The 19-year-old says she knew at least one undocumented classmate and doesn’t view that classmate as unfair competition. And she doesn’t think the estimated 9,000 to 10,000 so-called "Dreamers" in El Paso, are limiting her opportunities.
“I see that most of them are taking jobs that we have a shortage of people who would take them,” she says.
Oscar Sanchez, a 20-year-old junior and the president of the College Republicans says DACA undermines immigration law.
"It's not fair for other immigrants like my parents, for example," says Sanchez, who said his parents emigrated legally from Mexico more than 30 years ago. "My mom being from right here in Juárez, right across the border and my dad from Chihuahua, which is like four or five hours from here. He works in manufacturing. He just worked his way up and ended up getting good salaries as the older he got."
Peter Leyva, 23, and in his final year of college, agrees with Sanchez.
"As someone whose family waited in line to get citizenship, get naturalized, all the rest of it, I have always been opposed to letting illegal immigrants have a free pass,” Leyva says.

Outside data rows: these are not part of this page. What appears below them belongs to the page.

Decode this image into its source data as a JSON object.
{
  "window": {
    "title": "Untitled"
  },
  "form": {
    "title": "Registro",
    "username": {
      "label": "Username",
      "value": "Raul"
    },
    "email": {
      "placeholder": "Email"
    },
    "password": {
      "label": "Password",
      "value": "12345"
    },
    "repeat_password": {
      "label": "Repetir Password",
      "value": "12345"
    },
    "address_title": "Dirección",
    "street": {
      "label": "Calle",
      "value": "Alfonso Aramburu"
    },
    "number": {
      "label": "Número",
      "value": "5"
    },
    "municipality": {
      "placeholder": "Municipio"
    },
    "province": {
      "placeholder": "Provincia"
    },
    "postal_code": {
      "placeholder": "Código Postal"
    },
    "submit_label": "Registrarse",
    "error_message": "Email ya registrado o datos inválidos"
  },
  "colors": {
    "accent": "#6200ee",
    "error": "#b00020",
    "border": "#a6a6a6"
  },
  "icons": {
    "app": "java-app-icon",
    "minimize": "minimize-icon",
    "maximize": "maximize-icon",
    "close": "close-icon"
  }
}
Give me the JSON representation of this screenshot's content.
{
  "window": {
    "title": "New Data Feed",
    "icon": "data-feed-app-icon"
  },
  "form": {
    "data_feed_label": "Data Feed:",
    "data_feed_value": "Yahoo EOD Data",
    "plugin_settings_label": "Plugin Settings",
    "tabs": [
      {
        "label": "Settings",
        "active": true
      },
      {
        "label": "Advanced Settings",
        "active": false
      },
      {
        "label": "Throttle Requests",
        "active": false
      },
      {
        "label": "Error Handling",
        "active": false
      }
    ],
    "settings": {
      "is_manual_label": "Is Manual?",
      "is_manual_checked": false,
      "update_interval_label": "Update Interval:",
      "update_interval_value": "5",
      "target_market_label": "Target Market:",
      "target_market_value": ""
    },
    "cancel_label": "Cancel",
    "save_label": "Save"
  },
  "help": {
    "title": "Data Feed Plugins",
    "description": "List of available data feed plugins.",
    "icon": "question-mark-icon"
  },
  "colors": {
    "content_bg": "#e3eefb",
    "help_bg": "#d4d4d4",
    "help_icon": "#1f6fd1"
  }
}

He also objects to private donors giving scholarships to DACA students.
"You don't see those same things for poor working-class white people,” Leyva said.
While DACA students can receive financial aid from college and state governments, they are not eligible for short-term Pell Grants for low-income students.
Six years ago, when the Obama administration launched DACA, administrators at UTEP encouraged undocumented students to apply for the program and offered some of them scholarships.
Now, the university has been facing harsh criticism by people like Leyva for its efforts to help DACA students.
Still, Leyva doesn't blame any of his classmates who entered the US illegally as children.
"I blame the parents,” he said. “Obviously, the parents brought the kids here."
Kirk Carapezza/WGBH News